* [Task directions]: Nothing but an exact reprint of the records is to be returned.

* [Material for this exercise]:
=======
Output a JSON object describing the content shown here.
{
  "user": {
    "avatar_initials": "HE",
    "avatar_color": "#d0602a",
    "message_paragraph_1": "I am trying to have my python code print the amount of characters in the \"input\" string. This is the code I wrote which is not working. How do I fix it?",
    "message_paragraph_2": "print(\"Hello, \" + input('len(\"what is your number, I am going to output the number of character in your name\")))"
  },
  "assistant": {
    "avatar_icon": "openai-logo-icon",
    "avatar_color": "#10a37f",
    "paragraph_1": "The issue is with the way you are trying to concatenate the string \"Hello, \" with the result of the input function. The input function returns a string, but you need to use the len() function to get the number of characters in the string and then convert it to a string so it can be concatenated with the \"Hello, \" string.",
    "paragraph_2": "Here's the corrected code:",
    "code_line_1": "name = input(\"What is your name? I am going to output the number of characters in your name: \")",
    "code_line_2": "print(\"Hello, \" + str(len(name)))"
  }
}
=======
* [Your solution]:
Output a JSON object describing the content shown here.
{
  "user": {
    "avatar_initials": "HE",
    "avatar_color": "#d0602a",
    "message_paragraph_1": "I am trying to have my python code print the amount of characters in the \"input\" string. This is the code I wrote which is not working. How do I fix it?",
    "message_paragraph_2": "print(\"Hello, \" + input('len(\"what is your number, I am going to output the number of character in your name\")))"
  },
  "assistant": {
    "avatar_icon": "openai-logo-icon",
    "avatar_color": "#10a37f",
    "paragraph_1": "The issue is with the way you are trying to concatenate the string \"Hello, \" with the result of the input function. The input function returns a string, but you need to use the len() function to get the number of characters in the string and then convert it to a string so it can be concatenated with the \"Hello, \" string.",
    "paragraph_2": "Here's the corrected code:",
    "code_line_1": "name = input(\"What is your name? I am going to output the number of characters in your name: \")",
    "code_line_2": "print(\"Hello, \" + str(len(name)))"
  }
}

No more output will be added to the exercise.